There has been an evident growing trend in usage of draconian laws like the Unlawful Activities (Prevention) Act in the past few years. The National Crime Bureau Record (NCRB), which maintains the data of the nature of crime and the corresponding laws applied, has noted a whopping 165% rise in the number of UAPA cases since 2016. While 35 cases were registered under UAPA in 2016, it has dramatically risen to 93 in 2019. There is no consolidated data to find out the number of case files this year, but purely going by the trend around and the number of people arrested, the number of cases must have exponentially increased. The NCRB data does not tell how many of these cases are politically motivated and how many were registered for actual terror activities.

Globally, year 2020 will be known for how the novel coronavirus ravaged lives and economies. In India, however, the year would well be remembered for how personal liberties were trampled and anti-terror legislations like UAPA, that were crafted for “exceptional circumstances”, have been routinised.

Also read: Editorial: The Protests are Not Just Anti-CAA, But Pro-Constitution

Alongside counter-terrorism laws, defamation laws were more generously used against those criticising both the state and judiciary. Senior advocate Prashant was tried and held guilty for two of his tweets on the chief justice of India (CJI) S.A. Bobde. The CJI was photographed reportedly riding a Rs 50 lakh motorcycle belonging to a BJP leader in Nagpur without a mask or helmet.

Bhushan posted the picture, with the following text: “CJI rides a 50 Lakh motorcycle belonging to a BJP leader at Raj Bhavan Nagpur, without a mask or helmet, at a time when he keeps the SC in Lockdown mode denying citizens their fundamental right to access justice!” Justice B.R. Gavai said that Bhushan committed “serious contempt of the court” and eventually fined him Re 1.

Similar criminal contempt proceedings were initiated against actor Swara Bhasker, and most recently comedian Kunal Kamra.

Permission for protests were virtually denied across states. While the spread of COVID-19 was cited as a reason for denial of permissions, the government was evidently afraid of the growing dissenting voices against it.

In October, following the rape and death of a young woman from Dalit community from Hathras in Uttar Pradesh, people were enraged and sought justice. At the forefront was Azad Samaj Party leader Chandrashekhar Azad, who along with 400 others was booked for violating Section 144 in the area. They were also accused of rioting and booked under the Epidemic Diseases Act.

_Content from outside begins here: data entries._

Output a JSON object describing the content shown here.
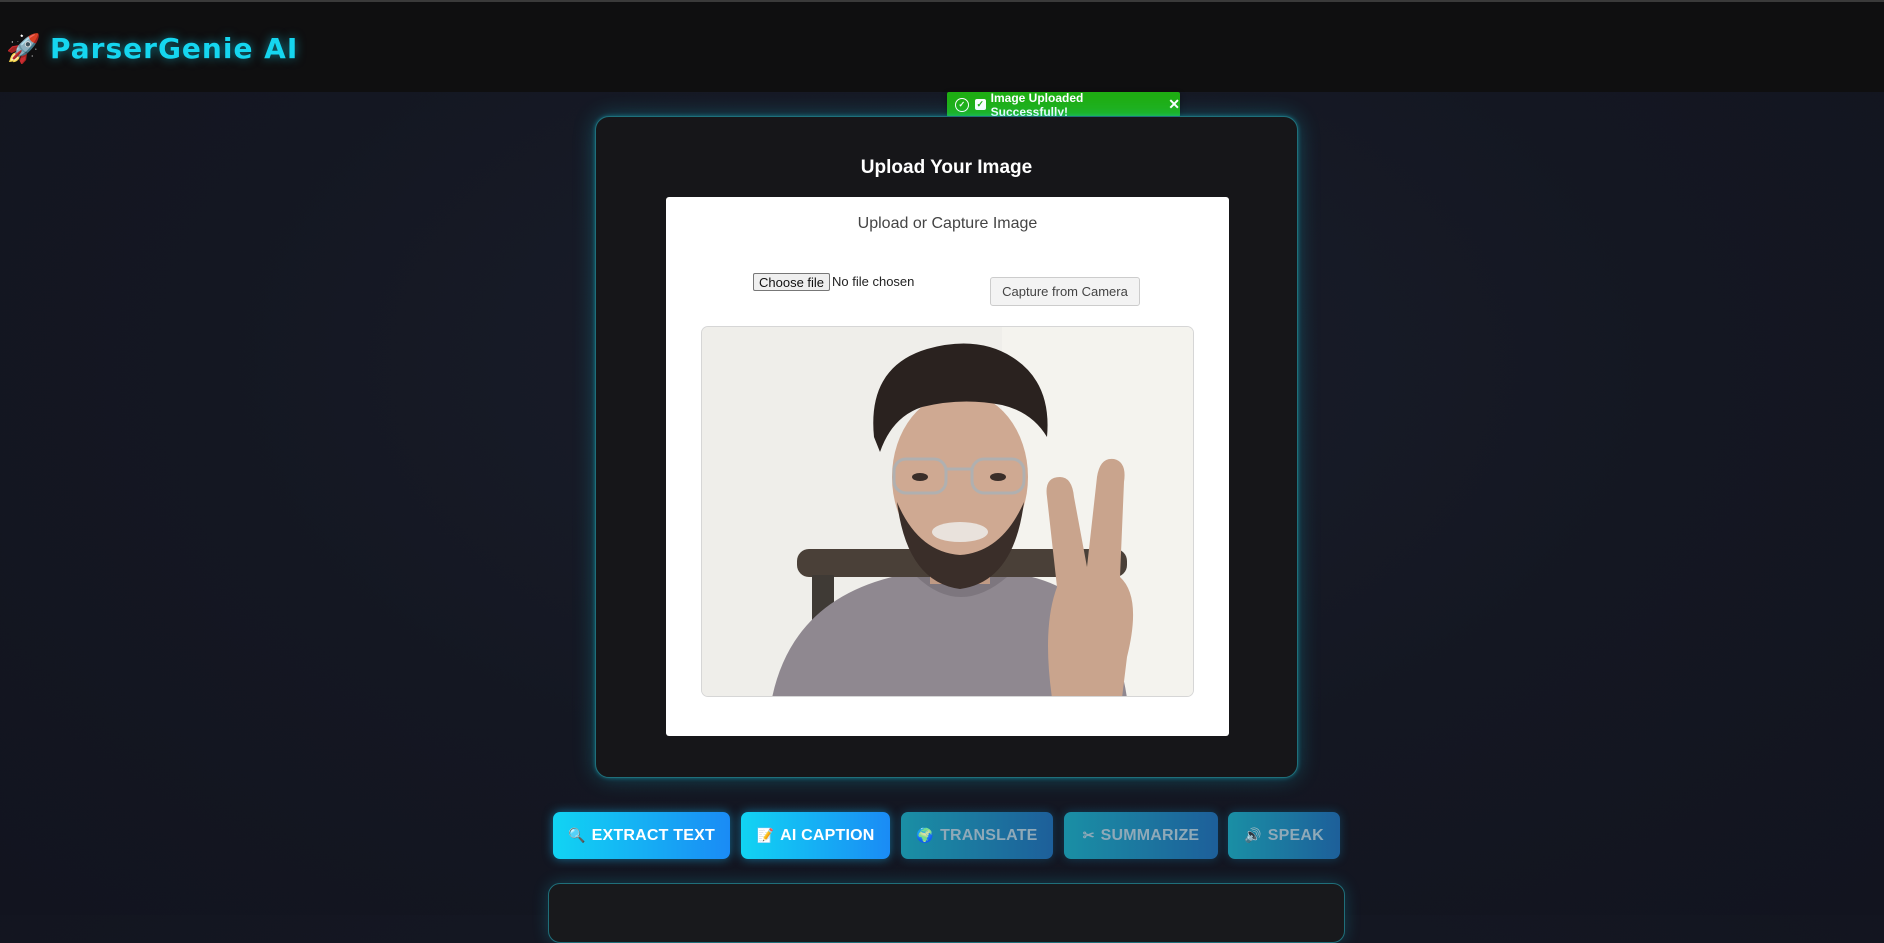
{
  "app": {
    "name": "ParserGenie AI",
    "logo_icon": "rocket-icon"
  },
  "toast": {
    "message": "Image Uploaded Successfully!",
    "color": "#1fae13"
  },
  "upload": {
    "heading": "Upload Your Image",
    "panel_title": "Upload or Capture Image",
    "file_button": "Choose file",
    "file_status": "No file chosen",
    "camera_button": "Capture from Camera"
  },
  "actions": [
    {
      "label": "EXTRACT TEXT",
      "icon": "magnifier-icon",
      "active": true
    },
    {
      "label": "AI CAPTION",
      "icon": "memo-icon",
      "active": true
    },
    {
      "label": "TRANSLATE",
      "icon": "globe-icon",
      "active": false
    },
    {
      "label": "SUMMARIZE",
      "icon": "scissors-icon",
      "active": false
    },
    {
      "label": "SPEAK",
      "icon": "speaker-icon",
      "active": false
    }
  ],
  "colors": {
    "accent": "#15d6f0",
    "success": "#1fae13",
    "button_gradient": [
      "#11d4f3",
      "#1a8bf5"
    ]
  }
}
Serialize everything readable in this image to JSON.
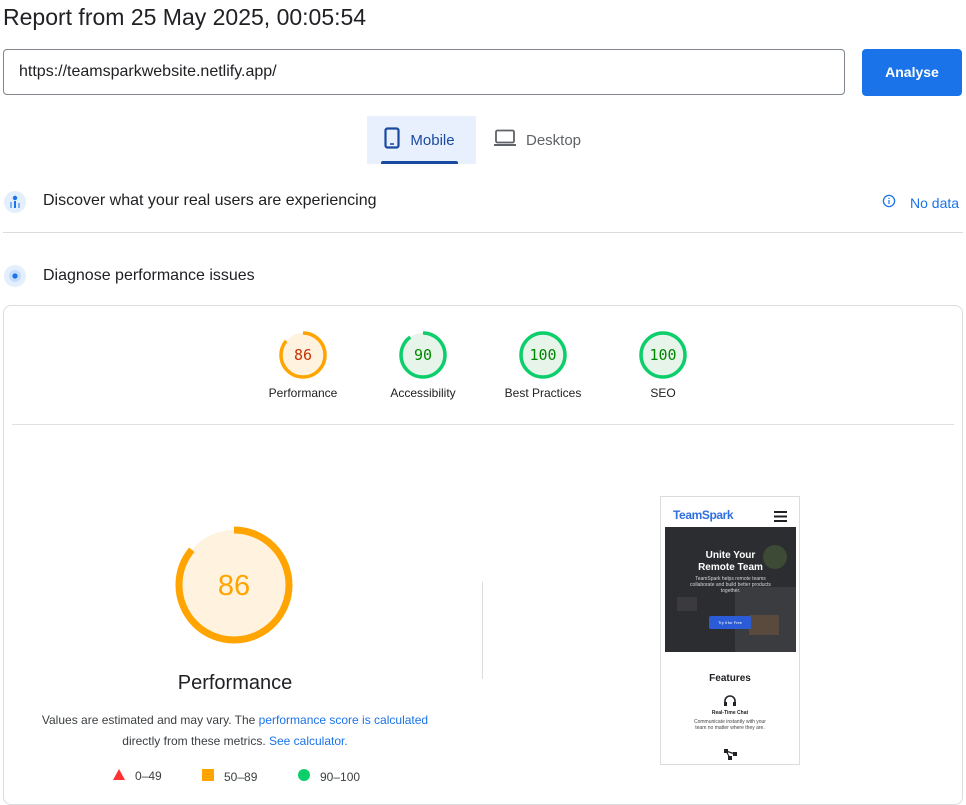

It is not like the BJP alone discouraged dissent. In Maharashtra, where the Maha Vikas Aghadi government ousted the BJP and took over last November, similar pattern was followed. Young cultural activists were served externment notices and asked to pay up an unbelievable Rs 50 lakh as a surety sum. The Maharashtra government, however, following public outrage offered to close the extrernment proceedings against activists and students who had participated in protests through the year.